The vaccination campaign targets all Grade 3 girls and their peers outside school in the West Coast each of whom will receive two doses of injections of the HPV vaccine at six months interval.
This initiative is not only commendable, but also timely.It is commendable because it is geared towards protecting the lives of our caregivers, our mothers, our wives and sisters but above all the larger segment of our population.
And timely because it is introduced at a time when cervical cancer is becoming a problem in the country, as recent study revealed that about 100 women are diagnosed with the disease and 57 die every year from cervical cancer.This is worrying.
But the situation is not only alarming in The Gambia as global statistics indicate that HPV is the fourth most common cause of cancer in the world with approximately 500,000 new cases and about 25,000 deaths annually.
But there is hope in the horizon as the HPV vaccination is said to able to protect against the two HPV types that cause about 70% of cervical cancers worldwide.
However, we know that like other vaccines, the HPV vaccine is not 100% effective; it is not 100% safe.As with any drug, there are risks and side effects with the HPV vaccine, although serious side effects are rare.

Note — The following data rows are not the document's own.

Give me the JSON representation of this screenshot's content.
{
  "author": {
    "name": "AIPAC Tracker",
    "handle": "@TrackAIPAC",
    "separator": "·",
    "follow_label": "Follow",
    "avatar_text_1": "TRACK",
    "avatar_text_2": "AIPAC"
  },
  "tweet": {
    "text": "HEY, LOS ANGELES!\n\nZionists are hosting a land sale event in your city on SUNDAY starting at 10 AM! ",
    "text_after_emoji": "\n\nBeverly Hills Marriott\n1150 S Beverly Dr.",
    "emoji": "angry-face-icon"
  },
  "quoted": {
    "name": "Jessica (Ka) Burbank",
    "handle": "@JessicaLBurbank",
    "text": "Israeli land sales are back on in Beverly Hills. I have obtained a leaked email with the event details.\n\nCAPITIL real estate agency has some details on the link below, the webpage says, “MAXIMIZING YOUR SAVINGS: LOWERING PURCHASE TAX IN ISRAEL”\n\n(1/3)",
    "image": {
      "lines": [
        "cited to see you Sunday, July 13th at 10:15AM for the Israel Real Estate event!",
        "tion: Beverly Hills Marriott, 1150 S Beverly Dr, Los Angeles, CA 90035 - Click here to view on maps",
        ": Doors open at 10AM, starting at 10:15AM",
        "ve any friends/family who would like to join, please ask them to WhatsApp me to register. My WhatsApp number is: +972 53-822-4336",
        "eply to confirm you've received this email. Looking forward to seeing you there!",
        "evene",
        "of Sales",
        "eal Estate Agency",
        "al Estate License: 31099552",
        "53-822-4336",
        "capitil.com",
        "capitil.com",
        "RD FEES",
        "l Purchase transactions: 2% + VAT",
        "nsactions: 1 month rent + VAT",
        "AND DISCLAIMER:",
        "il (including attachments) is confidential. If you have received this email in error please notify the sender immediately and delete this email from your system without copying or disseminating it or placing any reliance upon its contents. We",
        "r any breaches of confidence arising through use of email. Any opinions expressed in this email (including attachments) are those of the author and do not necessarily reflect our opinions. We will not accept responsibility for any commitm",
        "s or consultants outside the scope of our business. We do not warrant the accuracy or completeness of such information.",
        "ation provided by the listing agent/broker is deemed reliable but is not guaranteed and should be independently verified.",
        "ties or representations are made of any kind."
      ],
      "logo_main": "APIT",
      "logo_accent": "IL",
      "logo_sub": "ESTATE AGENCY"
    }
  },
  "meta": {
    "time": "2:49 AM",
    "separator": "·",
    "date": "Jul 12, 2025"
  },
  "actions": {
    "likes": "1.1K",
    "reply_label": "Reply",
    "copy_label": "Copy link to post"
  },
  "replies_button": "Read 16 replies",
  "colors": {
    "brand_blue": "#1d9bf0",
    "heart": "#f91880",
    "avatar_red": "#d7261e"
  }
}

Our key concern is aroused by the information we found in the US National Library of Medicine which states that after a systematic review of HPV vaccine trials to assess the evidence of their effectiveness and safety, the vaccine’s clinical trials design and data interpretation of both efficacy and safety outcomes were “largely inadequate”.
The authors of the report in the US National Library argued that the widespread optimism regarding HPV vaccines’ long-term benefits appears to rest on a number of unproven assumptions and significant misinterpretation of available data.
For example, the claim that HPV vaccination will result in approximately 70% reduction of cervical cancers is made despite the fact that the clinical trials data have not demonstrated to date that the vaccines have actually prevented a single case of cervical cancer (let alone cervical cancer death), nor that the current overly optimistic surrogate marker-based extrapolations are justified.
The authors even further maintained that the notion that HPV vaccines have an impressive safety profile is only supported by “highly flawed design of safety trials” and is contrary to accumulating evidence from vaccine safety surveillance databases and case reports which continue to link HPV vaccination to “serious adverse outcomes”.
Based on this, for us, the fight against cervical cancer might be best won by optimizing cervical screening, which has very little or no risk at all, rather than by the reliance on a vaccine with questionable efficacy and safety profiles.
We are not against vaccination because we know vaccines are responsible for many global public health successes such as the eradication of smallpox and significant reductions in other serious infections like polio and measles, but we are mindful of introduction of vaccines on which concerns have been raised; hence we are ambivalent about the HPV vaccine.
“It’s clear that prevention will never be sufficient. That’s why we need a vaccine that will be safe.”